I was relieved to be in their company, especially since I had left my map at home. Although I'd been through the Strasbourg-St. Denis station many times over the previous week, I had never been at street level and had NO idea where we were. It turned out that we were fairly close to Republique which was not too far from my hotel. We walked down the Boulevard Voltaire at a fast clip, stopping in at a little grocery store along the way. I bought a bottle of vin rouge to take back to the hotel and the boyfriend bought a handful of clementines. He handed me a couple as a gift and they insisted on walking me all the way to the door of my hotel to make sure I was safely home. Safely ensconced in my hotel room, with Johnny Depp and the French version of Polanski's Ninth Gate to keep me company on the television, I opened the wine and poured a glass.

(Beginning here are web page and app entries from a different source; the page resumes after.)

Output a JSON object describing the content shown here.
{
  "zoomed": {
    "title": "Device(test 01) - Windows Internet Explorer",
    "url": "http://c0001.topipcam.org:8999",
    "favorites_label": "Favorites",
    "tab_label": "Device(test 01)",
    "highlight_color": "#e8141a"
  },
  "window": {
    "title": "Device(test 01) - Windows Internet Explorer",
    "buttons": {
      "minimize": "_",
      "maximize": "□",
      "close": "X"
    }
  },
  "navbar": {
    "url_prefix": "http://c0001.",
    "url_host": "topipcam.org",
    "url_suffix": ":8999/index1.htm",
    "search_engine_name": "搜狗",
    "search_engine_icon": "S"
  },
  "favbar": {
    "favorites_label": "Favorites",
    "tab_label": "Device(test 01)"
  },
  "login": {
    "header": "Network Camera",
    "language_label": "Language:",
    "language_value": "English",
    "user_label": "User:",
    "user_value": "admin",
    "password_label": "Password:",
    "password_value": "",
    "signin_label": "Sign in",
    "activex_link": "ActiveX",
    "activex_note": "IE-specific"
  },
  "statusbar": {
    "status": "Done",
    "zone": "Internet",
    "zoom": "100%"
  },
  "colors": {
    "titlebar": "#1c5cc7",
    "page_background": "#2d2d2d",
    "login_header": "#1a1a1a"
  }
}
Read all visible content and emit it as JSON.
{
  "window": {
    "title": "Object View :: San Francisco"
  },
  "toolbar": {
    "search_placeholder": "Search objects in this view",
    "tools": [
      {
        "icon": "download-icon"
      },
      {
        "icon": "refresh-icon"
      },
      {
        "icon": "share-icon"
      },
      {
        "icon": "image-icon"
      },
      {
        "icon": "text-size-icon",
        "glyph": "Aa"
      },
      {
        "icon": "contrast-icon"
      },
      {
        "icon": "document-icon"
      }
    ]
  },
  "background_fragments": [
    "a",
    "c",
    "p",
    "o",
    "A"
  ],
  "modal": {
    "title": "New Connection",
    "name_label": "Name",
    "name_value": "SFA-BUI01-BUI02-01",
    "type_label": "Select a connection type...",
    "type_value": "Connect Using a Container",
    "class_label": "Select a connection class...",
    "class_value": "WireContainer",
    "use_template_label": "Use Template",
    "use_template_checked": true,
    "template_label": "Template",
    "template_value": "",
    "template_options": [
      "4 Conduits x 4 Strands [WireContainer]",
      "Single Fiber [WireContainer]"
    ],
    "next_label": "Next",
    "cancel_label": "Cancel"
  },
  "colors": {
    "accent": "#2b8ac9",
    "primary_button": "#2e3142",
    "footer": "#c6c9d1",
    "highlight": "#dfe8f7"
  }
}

I can't remember their names, but I will always think of my new friends as my special angels, especially after I finally took that first sweet, juicy bite of clementine.

Sunday, December 17, 2006

Cakegrrl's Places to Go and Good Things to Eat

In honor of Cakegrrl's visit home for Christmas, here's a little list of suggestions for fun places to visit along the way!

1. Madison's Produce at Findlay Market: try their great new line of gelatos;

2. Embrace Sweets at Findlay Market: this mom and daughter duo have some of the tastiest brownies around!

3. Tara's Coffee Shop at Findlay Market: where else can you find both lavender scones and sample some of Kentucky's best premium ice cream, Valentine's (and make mine bourbon chocolate, please, just like Jean-Robert buys for Pigall's!)...

4. Saigon Market: stop in and say hello to Mr. Yip and pick up a bottle of rose or orange flower water for those Moroccan pastries you've always wanted to make.

5. Marble Hill Chocolatier: oh, try these for me, please -- chocolate lavender torte with pistachios; white chocolate bourbon blondie; almond mocha macaroon; “petticoat tails” of shortbread with ginger and cocoa nibs; chocolate chocolate chip and banana cupcake with chocolate curry ganache; and white chocolate lemongrass tart with a cracked black pepper crust.

6. Jean-Robert's Greenup Café: ooooo, coffee éclairs ($2)! And what's this I hear about Bûches de Noë?!? I believe these faboo confections are the creation of pastry chef Jean-Philippe Solnom--and I am wondering whether he is the former pastry chef of the late, lamented Maisonette during Jean-Robert's reign as chef...

7. Bonbonerie: just for old time's sake (and a piece of "Tuxedo Cake"? ;-))

8. Kroger's: how about a few Gold Star Chili seasoning packets for when that Cincinnati Chili bug hits you in Sacramento?